"I keep saying that New Zealand is like if you took everything spectacular in the great expanse of Canada and compressed it into two tiny little islands," said Lilly.
"You go from one amazing thing to the next and you just never stop seeing amazing things.
"Lake Pukaki and everything we saw on the South Island blew the North Island away - sorry Peter!
"But the most important thing is the people and what you see in the landscape is reflected in the hearts of Kiwis. They're rugged, raw, kind, gracious and beautiful."
Around 200 media and special guests were served New Zealand lamb, salmon, cheese and wine while exploring the book, which features original set pieces and props used in the film.
The multi-media installation promotes Tourism New Zealand's "100% Middle-earth, 100% Pure New Zealand" campaign, a three-year marketing strategy around the Hobbit films.
Hobbit trilogy production designer Dan Hennah led the installation, which was built in Wellington then shipped to Los Angeles.
"We want to show that the huge, epic sweeping backgrounds in the movie are real places, not computer-generated backgrounds," said Hennah.
The depicted locations include Lake Pukaki (Lake-town), Paradise (Beorn's House) and Marlborough's Pelorus River, where the movie's highly-anticipated barrel scene was filmed.
In it, the dwarves escape the elves by riding down a raging river inside barrels.
"It's the most fun I've ever had in my entire life," said Aidan Turner, who plays Kili. "I'm just waiting for the theme park ride to open up somewhere.''
Jackson also took the opportunity to promote New Zealand as a filming location.

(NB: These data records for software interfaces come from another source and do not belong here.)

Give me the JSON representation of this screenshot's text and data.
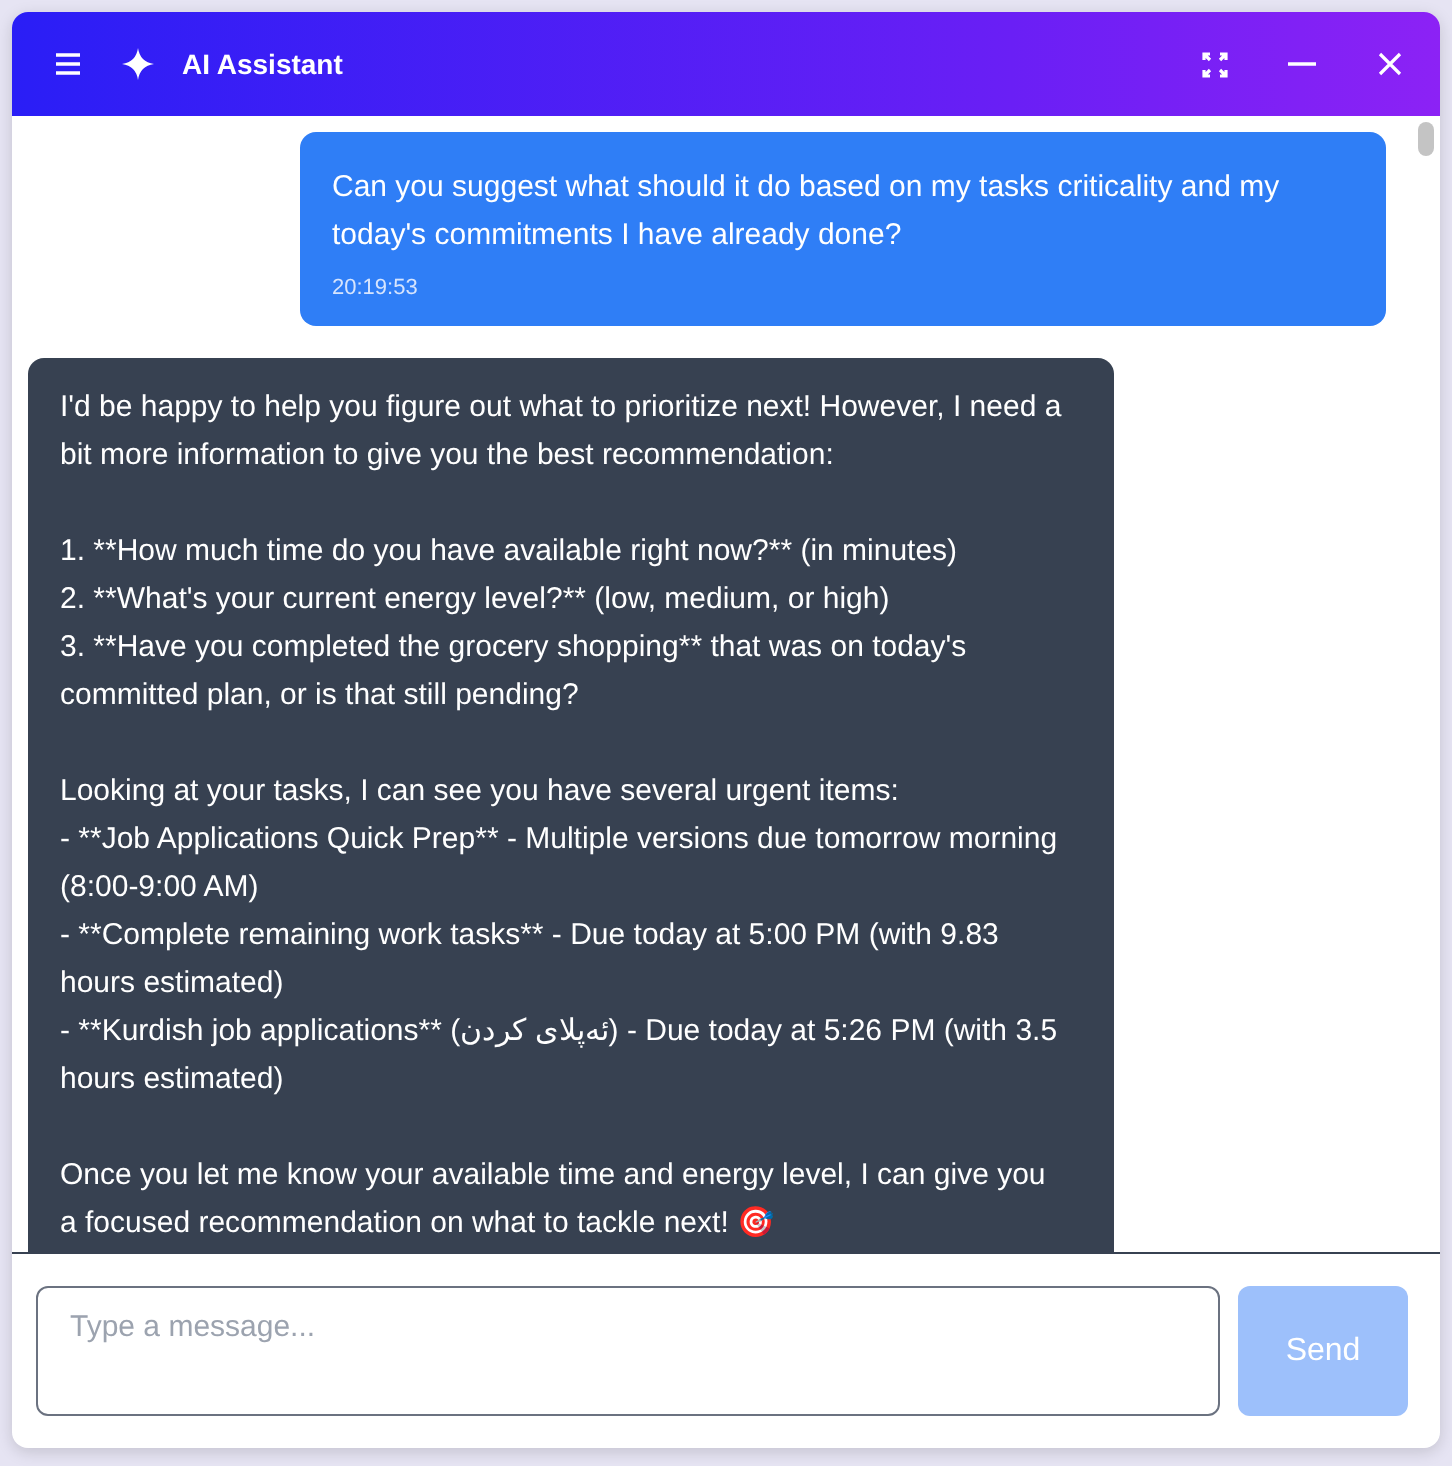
{
  "window": {
    "title": "AI Assistant"
  },
  "messages": [
    {
      "kind": "user",
      "text": "Can you suggest what should it do based on my tasks criticality and my today's commitments I have already done?",
      "time": "20:19:53"
    },
    {
      "kind": "assistant",
      "text": "I'd be happy to help you figure out what to prioritize next! However, I need a bit more information to give you the best recommendation:\n\n1. **How much time do you have available right now?** (in minutes)\n2. **What's your current energy level?** (low, medium, or high)\n3. **Have you completed the grocery shopping** that was on today's committed plan, or is that still pending?\n\nLooking at your tasks, I can see you have several urgent items:\n- **Job Applications Quick Prep** - Multiple versions due tomorrow morning (8:00-9:00 AM)\n- **Complete remaining work tasks** - Due today at 5:00 PM (with 9.83 hours estimated)\n- **Kurdish job applications** (ئەپلای کردن) - Due today at 5:26 PM (with 3.5 hours estimated)\n\nOnce you let me know your available time and energy level, I can give you a focused recommendation on what to tackle next! 🎯"
    }
  ],
  "composer": {
    "placeholder": "Type a message...",
    "send": {
      "label": "Send",
      "disabled": true
    }
  }
}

"The wonderful thing about New Zealand is that it's so compact that you really can go from a relatively desert environment to an alpine environment in a three-hour drive. You're always close to a city. It's remote yet compact, which makes it incredibly user-friendly for film-making."
Added Lilly: "Remote yet compact - like this guy!"
Giant eagles at Wellington Airport
Two giant eagles, one giving Gandalf the wizard a ride, have been unveiled at Wellington's airport today.
The massive creations, which were made by Weta Workshop, accompany an enormous Gollum in welcoming visitors to the capital. The latest features each weigh a tonne and have a wingspan of 15m.
Weta head Sir Richard Taylor said the team took three months to build them.
The wings were complex, with each needing to be individually moulded, he said.
The installations are part of publicity for the second film in the Hobbit trilogy The Hobbit: the Desolation of Smaug which has its international premiere in Los Angeles this week.
Latest Hobbit-themed plane revealed
Sir Peter Jackson's mythical Dragon Smaug has been revealed today.
A Boeing 777-300 aircraft with the 54 metre dragon emblazoned on both sides was unveiled in Auckland this morning, making New Zealanders the first in the world to see it.
The airline had been in discussions for some time around permission to feature Smaug on the "flying billboard" ahead of The Hobbit: The Desolation of Smaug's official release, Air New Zealand chief executive Christopher Luxon said.
"For our partners to allow Air New Zealand to reveal their star to the world is a huge privilege. We worked with Weta Digital, which designed the graphic especially for us for this purpose."
Hobbit director, Sir Peter, said the enormous scale of the dragon running the entire length of the aircraft was "awe inspiring".
"To see Smaug fly off the big screen and into the skies like this is pretty exciting. We're proud to debut him here in New Zealand, where our team has worked so hard to bring him to life."
The aircraft will head to Los Angeles this evening, to arrive just in time for the premiere tonight local time.